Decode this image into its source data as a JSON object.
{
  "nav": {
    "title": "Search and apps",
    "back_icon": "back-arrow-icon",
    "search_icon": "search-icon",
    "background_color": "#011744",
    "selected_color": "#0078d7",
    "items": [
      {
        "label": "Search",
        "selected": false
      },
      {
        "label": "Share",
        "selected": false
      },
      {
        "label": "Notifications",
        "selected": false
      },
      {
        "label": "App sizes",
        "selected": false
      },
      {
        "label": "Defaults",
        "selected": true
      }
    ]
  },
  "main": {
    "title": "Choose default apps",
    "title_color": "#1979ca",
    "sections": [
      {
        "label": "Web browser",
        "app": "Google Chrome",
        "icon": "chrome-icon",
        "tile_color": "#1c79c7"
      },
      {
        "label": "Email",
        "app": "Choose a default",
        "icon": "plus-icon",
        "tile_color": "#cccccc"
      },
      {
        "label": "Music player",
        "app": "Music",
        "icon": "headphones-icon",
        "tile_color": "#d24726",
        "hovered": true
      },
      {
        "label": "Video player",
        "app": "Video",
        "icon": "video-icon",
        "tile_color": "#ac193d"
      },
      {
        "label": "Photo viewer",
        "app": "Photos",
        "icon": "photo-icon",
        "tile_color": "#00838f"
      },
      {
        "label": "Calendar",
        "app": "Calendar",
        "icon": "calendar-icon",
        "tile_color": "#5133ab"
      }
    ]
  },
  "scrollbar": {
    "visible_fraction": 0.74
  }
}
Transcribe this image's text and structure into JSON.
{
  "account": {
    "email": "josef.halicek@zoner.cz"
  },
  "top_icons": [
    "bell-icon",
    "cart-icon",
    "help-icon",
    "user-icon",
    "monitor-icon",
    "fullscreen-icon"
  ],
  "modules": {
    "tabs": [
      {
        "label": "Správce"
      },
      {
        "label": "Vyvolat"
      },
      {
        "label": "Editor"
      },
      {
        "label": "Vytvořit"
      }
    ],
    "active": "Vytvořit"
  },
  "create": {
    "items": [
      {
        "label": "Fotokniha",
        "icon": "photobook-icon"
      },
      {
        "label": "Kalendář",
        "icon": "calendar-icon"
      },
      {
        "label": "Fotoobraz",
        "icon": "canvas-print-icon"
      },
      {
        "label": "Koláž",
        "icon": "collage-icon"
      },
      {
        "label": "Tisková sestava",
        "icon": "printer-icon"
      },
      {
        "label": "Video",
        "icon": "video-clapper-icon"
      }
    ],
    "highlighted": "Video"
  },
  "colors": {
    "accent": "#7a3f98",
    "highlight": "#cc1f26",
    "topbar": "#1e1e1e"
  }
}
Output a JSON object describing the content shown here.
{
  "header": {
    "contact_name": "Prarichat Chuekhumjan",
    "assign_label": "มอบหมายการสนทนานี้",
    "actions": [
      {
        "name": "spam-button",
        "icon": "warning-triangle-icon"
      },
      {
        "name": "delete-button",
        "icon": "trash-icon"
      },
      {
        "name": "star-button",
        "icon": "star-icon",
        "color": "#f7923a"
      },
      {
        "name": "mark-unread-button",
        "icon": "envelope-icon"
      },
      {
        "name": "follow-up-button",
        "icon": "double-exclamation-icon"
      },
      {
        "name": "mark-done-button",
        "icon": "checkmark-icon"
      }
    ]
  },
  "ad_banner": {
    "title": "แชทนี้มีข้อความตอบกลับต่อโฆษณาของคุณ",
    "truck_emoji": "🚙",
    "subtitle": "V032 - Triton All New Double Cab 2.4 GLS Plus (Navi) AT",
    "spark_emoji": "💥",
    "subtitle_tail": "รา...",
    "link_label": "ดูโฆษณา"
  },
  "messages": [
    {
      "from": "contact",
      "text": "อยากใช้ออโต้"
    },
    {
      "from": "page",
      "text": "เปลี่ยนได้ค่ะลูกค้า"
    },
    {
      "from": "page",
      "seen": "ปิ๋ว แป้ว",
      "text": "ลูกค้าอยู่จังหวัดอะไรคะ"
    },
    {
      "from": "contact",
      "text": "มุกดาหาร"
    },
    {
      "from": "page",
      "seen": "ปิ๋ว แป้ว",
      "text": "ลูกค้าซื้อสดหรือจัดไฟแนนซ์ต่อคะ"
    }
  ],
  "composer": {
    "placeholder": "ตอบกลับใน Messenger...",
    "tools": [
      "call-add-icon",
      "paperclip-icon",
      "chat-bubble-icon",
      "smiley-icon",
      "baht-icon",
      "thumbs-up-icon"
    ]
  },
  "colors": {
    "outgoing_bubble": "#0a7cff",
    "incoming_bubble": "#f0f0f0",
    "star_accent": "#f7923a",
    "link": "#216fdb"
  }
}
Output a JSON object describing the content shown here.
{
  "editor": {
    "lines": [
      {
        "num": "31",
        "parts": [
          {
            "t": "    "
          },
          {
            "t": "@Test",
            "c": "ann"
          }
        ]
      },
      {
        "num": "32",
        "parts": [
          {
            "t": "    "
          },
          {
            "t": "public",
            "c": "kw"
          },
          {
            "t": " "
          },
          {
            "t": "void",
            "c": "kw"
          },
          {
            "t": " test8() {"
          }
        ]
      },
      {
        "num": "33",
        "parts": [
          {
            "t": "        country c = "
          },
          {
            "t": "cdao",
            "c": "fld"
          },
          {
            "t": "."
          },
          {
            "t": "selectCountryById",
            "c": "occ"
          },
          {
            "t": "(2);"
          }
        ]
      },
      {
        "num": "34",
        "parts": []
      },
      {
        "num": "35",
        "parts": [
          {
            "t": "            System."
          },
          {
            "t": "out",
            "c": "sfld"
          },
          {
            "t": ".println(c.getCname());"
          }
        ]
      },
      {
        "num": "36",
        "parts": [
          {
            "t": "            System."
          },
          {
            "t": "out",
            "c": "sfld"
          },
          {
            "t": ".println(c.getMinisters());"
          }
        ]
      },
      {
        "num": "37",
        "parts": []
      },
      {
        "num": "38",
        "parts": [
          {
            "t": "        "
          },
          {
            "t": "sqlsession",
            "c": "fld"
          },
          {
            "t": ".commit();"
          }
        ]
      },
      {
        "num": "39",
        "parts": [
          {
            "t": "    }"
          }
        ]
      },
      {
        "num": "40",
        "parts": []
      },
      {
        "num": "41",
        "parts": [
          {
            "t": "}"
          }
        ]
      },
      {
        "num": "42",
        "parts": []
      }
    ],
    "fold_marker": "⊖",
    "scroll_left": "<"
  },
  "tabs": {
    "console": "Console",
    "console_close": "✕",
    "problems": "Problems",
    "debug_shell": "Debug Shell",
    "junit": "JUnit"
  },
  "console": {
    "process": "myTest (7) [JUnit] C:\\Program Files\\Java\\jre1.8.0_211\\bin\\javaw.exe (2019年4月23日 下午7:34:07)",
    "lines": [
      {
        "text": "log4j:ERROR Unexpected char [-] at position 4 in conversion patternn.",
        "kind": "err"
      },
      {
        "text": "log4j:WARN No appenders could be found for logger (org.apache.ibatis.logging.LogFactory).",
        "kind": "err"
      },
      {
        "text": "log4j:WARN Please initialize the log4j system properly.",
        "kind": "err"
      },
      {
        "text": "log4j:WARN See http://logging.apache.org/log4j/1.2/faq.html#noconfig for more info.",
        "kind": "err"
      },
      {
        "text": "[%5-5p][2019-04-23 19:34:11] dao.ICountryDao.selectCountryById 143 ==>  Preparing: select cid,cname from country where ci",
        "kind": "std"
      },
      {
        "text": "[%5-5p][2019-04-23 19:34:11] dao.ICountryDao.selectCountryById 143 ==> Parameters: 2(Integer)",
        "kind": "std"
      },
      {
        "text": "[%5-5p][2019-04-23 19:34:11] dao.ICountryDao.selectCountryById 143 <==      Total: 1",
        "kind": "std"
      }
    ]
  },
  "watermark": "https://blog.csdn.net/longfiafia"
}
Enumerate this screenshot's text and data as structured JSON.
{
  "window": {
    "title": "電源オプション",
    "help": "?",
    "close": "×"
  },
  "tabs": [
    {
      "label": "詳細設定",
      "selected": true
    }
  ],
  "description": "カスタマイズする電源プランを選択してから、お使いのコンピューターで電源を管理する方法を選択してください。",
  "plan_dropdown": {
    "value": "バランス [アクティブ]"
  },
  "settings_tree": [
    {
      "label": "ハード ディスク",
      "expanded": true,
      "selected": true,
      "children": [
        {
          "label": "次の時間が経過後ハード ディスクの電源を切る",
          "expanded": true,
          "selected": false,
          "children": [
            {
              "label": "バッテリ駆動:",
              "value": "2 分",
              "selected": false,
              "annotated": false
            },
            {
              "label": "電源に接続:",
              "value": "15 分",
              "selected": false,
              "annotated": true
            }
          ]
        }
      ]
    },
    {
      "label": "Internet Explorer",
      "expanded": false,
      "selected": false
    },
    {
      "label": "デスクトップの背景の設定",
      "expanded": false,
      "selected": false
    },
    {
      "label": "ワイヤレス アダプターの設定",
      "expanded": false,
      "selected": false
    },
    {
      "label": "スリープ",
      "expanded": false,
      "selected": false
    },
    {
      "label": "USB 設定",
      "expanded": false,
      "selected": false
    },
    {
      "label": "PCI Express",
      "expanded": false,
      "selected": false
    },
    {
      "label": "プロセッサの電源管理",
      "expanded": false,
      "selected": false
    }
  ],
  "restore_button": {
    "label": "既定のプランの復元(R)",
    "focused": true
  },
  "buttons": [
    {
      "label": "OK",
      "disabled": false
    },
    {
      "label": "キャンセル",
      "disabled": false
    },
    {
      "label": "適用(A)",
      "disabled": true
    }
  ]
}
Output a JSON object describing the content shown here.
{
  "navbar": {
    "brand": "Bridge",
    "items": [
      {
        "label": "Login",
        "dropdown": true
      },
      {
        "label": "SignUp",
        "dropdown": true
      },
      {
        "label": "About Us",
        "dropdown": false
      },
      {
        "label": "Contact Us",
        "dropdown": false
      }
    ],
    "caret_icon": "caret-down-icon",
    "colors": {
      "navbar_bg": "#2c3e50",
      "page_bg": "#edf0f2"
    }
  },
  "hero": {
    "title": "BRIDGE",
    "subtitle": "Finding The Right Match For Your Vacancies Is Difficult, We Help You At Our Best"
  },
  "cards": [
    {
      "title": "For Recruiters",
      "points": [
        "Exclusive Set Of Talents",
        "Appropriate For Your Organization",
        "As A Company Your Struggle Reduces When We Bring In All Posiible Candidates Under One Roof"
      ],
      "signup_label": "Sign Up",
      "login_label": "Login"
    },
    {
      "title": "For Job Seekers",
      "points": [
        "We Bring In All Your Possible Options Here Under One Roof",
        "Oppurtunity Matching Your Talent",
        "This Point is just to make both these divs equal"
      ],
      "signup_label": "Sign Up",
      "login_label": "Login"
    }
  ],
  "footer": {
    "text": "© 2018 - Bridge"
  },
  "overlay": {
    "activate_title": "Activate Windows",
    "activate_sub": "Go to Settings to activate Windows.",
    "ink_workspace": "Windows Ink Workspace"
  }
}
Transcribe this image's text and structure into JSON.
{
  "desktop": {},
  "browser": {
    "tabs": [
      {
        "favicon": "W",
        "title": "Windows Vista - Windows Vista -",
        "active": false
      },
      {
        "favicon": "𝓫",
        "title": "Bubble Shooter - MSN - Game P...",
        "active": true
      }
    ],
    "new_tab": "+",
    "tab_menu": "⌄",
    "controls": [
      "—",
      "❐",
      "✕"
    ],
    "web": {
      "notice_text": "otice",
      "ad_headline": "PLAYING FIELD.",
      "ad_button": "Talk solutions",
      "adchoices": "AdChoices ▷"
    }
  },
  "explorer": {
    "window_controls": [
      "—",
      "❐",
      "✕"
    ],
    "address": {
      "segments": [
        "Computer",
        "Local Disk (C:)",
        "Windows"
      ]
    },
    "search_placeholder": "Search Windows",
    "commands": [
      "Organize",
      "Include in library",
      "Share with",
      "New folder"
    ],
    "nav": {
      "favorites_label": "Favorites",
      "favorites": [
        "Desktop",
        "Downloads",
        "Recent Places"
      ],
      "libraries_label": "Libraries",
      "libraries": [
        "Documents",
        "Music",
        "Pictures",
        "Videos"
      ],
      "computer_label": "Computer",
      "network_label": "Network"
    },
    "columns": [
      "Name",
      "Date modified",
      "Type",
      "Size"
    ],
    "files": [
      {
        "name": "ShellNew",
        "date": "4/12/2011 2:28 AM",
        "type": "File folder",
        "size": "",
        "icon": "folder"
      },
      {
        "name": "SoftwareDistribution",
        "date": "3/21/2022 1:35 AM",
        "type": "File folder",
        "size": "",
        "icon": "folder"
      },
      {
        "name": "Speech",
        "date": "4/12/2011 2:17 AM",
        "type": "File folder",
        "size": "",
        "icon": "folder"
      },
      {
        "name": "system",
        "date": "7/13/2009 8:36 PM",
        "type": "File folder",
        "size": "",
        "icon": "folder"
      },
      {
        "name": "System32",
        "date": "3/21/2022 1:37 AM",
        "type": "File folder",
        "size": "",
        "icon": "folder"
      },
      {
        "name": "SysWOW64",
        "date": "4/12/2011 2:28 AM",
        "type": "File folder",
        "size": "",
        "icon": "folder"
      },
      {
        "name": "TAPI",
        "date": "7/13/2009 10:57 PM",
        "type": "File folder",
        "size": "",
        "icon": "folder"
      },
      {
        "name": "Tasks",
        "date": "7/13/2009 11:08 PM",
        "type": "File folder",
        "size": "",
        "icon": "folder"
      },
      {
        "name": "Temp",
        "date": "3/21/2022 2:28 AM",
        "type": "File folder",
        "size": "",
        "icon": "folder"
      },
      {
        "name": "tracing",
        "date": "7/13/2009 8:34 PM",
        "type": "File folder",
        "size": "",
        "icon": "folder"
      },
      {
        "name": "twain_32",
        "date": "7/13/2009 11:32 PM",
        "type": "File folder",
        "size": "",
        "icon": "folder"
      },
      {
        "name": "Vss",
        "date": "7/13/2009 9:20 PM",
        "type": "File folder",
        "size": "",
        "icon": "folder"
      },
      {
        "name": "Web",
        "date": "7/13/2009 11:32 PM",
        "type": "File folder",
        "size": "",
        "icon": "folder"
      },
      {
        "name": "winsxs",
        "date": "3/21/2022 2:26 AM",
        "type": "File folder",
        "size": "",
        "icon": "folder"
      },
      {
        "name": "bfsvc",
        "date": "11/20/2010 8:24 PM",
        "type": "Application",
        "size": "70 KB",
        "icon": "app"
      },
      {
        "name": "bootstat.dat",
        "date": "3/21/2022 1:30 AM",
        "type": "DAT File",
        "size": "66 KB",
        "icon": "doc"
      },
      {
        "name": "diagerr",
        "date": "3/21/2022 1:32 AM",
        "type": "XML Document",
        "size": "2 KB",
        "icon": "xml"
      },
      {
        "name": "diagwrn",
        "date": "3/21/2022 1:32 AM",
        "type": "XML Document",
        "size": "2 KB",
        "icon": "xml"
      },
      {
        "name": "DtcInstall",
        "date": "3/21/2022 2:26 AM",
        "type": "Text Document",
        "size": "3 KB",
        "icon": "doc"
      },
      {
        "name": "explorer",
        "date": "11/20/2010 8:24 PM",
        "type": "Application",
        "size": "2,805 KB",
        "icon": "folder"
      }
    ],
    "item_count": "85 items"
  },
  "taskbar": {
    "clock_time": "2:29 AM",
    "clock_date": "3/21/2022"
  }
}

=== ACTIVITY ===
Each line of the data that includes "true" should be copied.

=== ANSWER SPACE ===
        "selected": true
        "hovered": true
      "selected": true
      "expanded": true,
      "selected": true,
          "expanded": true,
              "annotated": true
    "focused": true
      "disabled": true
        "dropdown": true
        "dropdown": true
        "active": true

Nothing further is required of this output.